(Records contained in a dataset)
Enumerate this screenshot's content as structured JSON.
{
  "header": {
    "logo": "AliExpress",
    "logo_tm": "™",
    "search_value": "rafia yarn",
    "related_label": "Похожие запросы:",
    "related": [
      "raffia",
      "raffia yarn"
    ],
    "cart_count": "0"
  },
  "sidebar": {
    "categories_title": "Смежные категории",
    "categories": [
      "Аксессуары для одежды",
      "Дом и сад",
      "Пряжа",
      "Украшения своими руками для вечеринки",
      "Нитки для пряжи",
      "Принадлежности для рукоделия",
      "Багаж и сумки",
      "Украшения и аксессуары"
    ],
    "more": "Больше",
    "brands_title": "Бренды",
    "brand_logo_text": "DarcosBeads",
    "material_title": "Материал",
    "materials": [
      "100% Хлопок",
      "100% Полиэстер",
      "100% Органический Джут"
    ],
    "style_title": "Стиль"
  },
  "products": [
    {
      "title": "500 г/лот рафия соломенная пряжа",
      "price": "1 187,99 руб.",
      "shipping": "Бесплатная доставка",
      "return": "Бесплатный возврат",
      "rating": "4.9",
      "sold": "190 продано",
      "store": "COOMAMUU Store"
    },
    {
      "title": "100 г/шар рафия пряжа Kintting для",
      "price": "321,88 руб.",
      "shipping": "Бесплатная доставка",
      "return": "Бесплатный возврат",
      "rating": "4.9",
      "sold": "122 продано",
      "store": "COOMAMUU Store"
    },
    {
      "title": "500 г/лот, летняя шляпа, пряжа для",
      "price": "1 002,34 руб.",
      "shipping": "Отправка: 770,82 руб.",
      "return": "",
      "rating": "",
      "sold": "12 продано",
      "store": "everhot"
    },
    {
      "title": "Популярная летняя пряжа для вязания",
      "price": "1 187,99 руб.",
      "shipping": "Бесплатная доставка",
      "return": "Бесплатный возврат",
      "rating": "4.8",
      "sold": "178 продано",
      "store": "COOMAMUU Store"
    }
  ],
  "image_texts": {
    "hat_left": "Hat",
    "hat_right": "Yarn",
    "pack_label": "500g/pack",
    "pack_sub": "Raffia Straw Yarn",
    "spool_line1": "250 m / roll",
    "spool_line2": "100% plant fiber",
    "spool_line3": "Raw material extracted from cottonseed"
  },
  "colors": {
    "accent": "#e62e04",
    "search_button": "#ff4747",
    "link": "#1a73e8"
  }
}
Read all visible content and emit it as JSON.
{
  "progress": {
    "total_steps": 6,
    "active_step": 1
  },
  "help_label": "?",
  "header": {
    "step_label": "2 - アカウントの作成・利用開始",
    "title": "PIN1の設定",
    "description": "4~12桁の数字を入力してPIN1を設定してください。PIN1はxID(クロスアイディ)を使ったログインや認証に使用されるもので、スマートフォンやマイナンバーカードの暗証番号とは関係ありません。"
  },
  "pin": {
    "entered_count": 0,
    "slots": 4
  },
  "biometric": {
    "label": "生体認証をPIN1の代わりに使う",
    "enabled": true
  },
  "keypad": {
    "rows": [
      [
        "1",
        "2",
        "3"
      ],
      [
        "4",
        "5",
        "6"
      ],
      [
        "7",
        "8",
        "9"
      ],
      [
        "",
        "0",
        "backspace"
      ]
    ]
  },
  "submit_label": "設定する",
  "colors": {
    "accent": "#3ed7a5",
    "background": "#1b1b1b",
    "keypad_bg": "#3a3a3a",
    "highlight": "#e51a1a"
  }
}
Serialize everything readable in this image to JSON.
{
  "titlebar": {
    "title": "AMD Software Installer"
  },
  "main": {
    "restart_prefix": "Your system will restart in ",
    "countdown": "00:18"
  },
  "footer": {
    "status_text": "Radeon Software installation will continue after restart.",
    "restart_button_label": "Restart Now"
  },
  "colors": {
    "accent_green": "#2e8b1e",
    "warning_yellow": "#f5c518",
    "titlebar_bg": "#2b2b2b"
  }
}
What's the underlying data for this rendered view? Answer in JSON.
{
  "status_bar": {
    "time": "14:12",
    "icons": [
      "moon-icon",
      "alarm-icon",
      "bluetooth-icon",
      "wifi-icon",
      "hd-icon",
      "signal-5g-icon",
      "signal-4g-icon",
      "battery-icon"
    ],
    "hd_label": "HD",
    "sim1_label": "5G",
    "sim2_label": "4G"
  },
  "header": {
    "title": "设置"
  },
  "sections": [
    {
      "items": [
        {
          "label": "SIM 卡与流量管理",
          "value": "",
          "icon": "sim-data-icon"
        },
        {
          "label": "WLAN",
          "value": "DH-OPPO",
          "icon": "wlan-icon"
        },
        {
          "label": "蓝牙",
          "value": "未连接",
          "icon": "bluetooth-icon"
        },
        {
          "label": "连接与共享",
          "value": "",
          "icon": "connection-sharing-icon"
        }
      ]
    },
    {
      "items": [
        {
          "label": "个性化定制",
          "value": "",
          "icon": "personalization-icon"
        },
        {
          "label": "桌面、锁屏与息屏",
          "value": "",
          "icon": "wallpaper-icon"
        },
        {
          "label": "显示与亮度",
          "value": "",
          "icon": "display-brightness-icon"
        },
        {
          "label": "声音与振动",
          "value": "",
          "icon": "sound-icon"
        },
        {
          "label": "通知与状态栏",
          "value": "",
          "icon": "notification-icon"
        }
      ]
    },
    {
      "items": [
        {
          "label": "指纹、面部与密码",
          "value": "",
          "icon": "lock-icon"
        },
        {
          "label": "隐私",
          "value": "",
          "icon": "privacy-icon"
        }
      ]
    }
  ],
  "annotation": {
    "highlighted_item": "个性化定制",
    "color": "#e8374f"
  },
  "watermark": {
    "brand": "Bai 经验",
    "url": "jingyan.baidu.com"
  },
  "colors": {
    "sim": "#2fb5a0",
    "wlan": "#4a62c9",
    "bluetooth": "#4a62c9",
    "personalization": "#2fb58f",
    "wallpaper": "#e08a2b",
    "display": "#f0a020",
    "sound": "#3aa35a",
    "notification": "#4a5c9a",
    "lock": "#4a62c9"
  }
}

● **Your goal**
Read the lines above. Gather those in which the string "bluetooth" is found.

● **Reply to the task**
      "bluetooth-icon",
          "icon": "bluetooth-icon"
    "bluetooth": "#4a62c9",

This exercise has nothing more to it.